Manchester venue Night & Day has claimed that the city’s council is declaring “war” on local nightlife and culture, following a noise abatement notice that arose in 2021.
The iconic space has been under threat of closure for the past couple of years, after it faced a noise complaint from a resident who had moved to Manchester during the lockdown.
Following the complaint, over 94,000 people signed a petition to remove the Noise Abatement Notice (NAN) – including music heavyweights Johnny Marr, New Order, Courteeners, Frank Turner and Mogwai, as well as the network of the UK’s grassroots music venues.
Now, just one week after the promoters revealed that it hopes that the threat of closure will be lifted – particularly after the residents who placed the complaint moved out and no further queries have been raised – they have gone to court and claimed that the noise battle is a “declaration of war” by the local council.
Speaking in court at the end of the recent three-day hearing, the venue’s representative, Sarah Clover, claimed that the threat of closure was an “unjustified” attack which could negatively impact the local nightlife and culture in Manchester (via Complete Music Update).
Clover also urged for the judge to “quash” the noise complaint, highlighting how it was the only one the venue ever received during its 32 years and the residents who filed it have now moved out.

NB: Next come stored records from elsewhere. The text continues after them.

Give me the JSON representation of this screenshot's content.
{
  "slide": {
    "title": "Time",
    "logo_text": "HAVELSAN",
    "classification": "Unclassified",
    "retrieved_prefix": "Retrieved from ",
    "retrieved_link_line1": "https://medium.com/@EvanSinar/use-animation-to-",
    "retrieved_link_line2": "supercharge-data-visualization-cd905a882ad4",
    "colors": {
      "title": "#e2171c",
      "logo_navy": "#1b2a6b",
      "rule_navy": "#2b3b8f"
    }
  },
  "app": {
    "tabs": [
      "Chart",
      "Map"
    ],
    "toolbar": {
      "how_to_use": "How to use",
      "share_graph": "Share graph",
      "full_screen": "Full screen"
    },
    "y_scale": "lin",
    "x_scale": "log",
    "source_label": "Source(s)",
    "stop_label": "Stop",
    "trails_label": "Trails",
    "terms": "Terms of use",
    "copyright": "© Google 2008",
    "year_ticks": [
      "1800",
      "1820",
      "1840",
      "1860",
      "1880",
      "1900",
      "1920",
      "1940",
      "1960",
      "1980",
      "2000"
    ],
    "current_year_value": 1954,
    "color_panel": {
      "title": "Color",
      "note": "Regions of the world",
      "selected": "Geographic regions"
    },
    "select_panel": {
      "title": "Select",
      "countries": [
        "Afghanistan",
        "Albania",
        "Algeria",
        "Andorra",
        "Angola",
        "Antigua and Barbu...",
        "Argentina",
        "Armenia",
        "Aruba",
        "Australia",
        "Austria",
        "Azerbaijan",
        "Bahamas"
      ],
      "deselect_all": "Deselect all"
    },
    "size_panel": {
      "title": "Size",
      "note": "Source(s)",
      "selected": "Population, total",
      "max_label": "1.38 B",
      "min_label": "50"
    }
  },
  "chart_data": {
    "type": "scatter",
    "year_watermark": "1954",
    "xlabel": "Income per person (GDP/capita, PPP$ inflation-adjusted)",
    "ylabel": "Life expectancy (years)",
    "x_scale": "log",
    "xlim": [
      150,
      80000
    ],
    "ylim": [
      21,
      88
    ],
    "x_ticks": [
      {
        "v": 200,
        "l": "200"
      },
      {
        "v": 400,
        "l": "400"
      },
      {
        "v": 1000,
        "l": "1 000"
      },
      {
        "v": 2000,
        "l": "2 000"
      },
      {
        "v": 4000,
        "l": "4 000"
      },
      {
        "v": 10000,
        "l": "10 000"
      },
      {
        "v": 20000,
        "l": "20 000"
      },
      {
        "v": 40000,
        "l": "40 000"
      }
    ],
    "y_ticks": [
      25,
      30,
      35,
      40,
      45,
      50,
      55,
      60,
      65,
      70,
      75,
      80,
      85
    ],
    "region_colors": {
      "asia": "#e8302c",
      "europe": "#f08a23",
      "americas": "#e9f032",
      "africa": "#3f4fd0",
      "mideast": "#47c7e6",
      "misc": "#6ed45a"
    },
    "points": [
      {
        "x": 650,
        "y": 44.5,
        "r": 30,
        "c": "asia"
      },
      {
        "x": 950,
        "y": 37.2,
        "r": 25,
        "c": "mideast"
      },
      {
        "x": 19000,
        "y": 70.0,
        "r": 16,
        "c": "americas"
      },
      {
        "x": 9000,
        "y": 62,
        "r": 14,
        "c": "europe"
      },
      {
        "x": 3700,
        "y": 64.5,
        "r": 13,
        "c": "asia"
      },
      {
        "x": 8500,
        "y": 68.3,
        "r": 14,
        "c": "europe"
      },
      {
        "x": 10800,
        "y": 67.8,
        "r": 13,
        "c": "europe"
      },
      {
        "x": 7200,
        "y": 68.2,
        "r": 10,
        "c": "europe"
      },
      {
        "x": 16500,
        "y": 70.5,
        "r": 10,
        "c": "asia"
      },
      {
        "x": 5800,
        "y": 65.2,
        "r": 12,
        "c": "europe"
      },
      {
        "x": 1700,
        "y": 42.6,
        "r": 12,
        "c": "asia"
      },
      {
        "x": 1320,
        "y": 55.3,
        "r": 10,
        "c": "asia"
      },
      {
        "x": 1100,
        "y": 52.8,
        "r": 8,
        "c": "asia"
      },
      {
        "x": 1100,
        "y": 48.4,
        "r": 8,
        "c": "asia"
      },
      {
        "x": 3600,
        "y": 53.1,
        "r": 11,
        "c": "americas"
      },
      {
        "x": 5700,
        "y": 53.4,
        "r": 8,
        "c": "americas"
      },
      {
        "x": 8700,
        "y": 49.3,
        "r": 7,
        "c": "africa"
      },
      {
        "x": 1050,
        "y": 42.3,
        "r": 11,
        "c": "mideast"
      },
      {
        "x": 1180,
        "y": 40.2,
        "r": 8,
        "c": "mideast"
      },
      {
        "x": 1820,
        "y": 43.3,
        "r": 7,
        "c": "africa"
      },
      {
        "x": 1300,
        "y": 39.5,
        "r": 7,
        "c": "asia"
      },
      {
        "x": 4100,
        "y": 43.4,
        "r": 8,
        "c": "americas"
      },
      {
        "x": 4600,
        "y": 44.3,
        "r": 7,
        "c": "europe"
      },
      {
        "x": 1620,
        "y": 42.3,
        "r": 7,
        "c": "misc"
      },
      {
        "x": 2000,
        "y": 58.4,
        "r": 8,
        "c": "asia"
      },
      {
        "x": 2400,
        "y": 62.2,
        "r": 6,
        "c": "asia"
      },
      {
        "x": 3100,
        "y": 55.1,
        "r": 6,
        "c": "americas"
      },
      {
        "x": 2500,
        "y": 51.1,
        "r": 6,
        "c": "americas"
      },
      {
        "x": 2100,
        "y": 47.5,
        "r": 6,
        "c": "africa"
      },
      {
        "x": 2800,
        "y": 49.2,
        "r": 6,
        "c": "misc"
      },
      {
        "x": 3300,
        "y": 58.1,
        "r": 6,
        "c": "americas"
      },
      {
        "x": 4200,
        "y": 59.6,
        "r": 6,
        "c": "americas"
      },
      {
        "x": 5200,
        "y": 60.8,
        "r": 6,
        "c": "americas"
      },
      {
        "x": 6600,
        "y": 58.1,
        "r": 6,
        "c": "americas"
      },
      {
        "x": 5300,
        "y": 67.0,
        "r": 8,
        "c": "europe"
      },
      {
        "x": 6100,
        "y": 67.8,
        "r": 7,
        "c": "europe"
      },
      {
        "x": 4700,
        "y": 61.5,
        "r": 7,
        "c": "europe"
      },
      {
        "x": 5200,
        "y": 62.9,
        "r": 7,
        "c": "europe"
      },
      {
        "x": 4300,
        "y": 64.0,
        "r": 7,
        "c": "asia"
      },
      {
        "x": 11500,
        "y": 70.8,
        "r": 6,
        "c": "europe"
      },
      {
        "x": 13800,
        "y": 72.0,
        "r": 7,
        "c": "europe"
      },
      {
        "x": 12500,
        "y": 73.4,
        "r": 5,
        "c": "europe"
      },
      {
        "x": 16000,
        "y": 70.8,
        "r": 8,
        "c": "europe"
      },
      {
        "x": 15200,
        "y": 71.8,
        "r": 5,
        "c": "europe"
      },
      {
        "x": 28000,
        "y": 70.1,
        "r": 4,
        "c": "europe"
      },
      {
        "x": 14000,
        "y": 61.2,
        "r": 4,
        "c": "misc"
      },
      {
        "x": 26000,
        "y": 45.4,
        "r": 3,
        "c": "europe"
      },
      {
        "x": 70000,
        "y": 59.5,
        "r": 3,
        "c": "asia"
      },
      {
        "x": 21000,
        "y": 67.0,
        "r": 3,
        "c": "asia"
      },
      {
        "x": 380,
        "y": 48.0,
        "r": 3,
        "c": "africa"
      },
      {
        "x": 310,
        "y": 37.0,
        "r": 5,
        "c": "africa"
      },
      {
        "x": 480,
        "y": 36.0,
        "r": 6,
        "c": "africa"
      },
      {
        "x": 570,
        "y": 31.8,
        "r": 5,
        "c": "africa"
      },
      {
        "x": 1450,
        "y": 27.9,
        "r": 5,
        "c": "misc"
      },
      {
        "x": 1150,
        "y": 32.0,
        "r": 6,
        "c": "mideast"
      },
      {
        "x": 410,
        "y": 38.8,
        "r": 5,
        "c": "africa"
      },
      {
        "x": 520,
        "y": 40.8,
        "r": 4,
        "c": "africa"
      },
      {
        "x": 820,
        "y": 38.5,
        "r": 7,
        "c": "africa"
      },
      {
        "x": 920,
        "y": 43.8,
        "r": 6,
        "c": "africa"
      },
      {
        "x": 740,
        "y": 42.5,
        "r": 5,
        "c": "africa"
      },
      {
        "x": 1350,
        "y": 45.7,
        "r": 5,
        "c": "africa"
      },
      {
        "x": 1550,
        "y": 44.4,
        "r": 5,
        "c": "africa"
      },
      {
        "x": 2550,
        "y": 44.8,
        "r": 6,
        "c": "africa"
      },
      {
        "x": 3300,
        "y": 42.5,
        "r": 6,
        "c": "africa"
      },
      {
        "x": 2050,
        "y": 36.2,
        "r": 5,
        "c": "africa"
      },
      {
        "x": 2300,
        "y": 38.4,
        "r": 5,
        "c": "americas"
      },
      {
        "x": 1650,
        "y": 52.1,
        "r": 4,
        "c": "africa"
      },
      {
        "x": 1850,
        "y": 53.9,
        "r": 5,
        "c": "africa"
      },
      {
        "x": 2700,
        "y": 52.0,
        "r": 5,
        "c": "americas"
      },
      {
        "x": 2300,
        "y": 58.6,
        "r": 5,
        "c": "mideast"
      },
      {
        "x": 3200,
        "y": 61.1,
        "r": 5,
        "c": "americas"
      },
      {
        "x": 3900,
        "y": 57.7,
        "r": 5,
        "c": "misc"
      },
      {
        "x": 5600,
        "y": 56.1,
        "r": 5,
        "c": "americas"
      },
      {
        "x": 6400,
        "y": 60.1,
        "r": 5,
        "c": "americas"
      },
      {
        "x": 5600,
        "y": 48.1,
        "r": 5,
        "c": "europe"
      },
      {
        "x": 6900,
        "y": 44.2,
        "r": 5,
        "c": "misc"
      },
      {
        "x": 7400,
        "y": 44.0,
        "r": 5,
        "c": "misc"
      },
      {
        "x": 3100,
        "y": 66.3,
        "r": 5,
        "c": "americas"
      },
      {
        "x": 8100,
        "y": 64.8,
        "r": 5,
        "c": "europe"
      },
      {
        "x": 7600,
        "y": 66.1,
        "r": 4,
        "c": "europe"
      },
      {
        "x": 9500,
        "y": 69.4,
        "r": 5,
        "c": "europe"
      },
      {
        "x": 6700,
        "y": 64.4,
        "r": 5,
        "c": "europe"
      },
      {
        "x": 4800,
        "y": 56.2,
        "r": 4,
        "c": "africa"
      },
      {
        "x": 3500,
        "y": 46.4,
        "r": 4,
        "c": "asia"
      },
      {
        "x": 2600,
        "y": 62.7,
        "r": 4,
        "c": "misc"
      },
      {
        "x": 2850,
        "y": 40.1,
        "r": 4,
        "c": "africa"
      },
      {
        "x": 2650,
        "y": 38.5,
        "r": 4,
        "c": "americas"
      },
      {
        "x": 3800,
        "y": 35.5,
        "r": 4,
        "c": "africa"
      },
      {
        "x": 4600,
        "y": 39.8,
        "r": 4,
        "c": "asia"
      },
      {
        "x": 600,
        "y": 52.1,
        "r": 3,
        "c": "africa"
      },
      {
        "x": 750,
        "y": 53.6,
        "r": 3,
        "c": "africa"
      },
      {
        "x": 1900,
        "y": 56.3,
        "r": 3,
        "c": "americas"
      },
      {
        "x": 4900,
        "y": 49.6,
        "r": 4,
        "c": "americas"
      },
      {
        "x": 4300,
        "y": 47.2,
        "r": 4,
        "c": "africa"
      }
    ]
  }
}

Responding, Council lawyer Leo Charalambides said that the venue was “attempting to invite the court to go against centuries of legal tradition and two supreme court judgements”, and claimed that they would “be taking this case further” if the judge were to rule in favour of the venue (via Manchester Evening News).
“There’s a special importance that should be attached [to the right to] enjoy … one’s home”, he added. “I am not sure there’s a special importance that should be attached to being able to hear ‘Sweet Dreams Are Made Of This’ while you try to go to sleep”.
District Judge Margaret McCormack has said that the court will reconvene later this month to hear her judgement.
As well as the 94,000 people who signed a petition to remove the Noise Abatement Notice, The Charlatans‘ Tim Burgess – who was instrumental in saving Manchester’s Gorilla and Deaf Institute through the pandemic – also told NME why it was essential to fight back against this complaint.
Similarly, Elbow frontman Guy Garvey described Night & Day as an “essential” independent venue “that took it upon themselves to look after the city’s music and art”, and told NME that he was “ hugely disappointed in the council”.
The 1975’s Matty Healy – who performed some of the band’s formative gigs at the venue – also weighed in on the controversy, saying it was “like moving to Leicester Square and complaining about there being too many cinemas”.
News of the 2021 complaint raised against the historic venue came after it won a battle against a separate noise complaint back in 2014.
In November 2022, venue owner Jennifer Smithson – who owns the venue alongside her husband Ben – told Manchester Magistrates’ Court: “I’m in shock. I can’t understand why the council thinks Night & Day have done something wrong. I’m at a loss as to why I’m sat here in a courtroom. We’re running our business in the same way for 31 years and I thought the council would be really proud of what we’ve done for the city of Manchester.”
The Manchester venue is just one of hundreds grassroots venues across the UK to face the threat of closure in recent years.
In 2023, the Music Venue Trust delivered their first annual report at the Houses Of Parliament – warning grassroots gig spaces in the UK were “going over a cliff” without without urgent government action and investment from new large arenas.
There was also a stark warning that the UK was set to lose 10 per cent of its grassroots music venues last year, and MVT and others from the sector ended the year by telling NME how 2023 was the “worst year for venue closures” while “no one in music industry seems to care”.
The problem continues to grow in 2024, and last month a new report was published showing the “disaster” that struck the UK’s grassroots music venues in 2023. Among the key findings was that 125 UK venues abandoned live music and that over half of them had shut entirely – including the legendary Moles in Bath.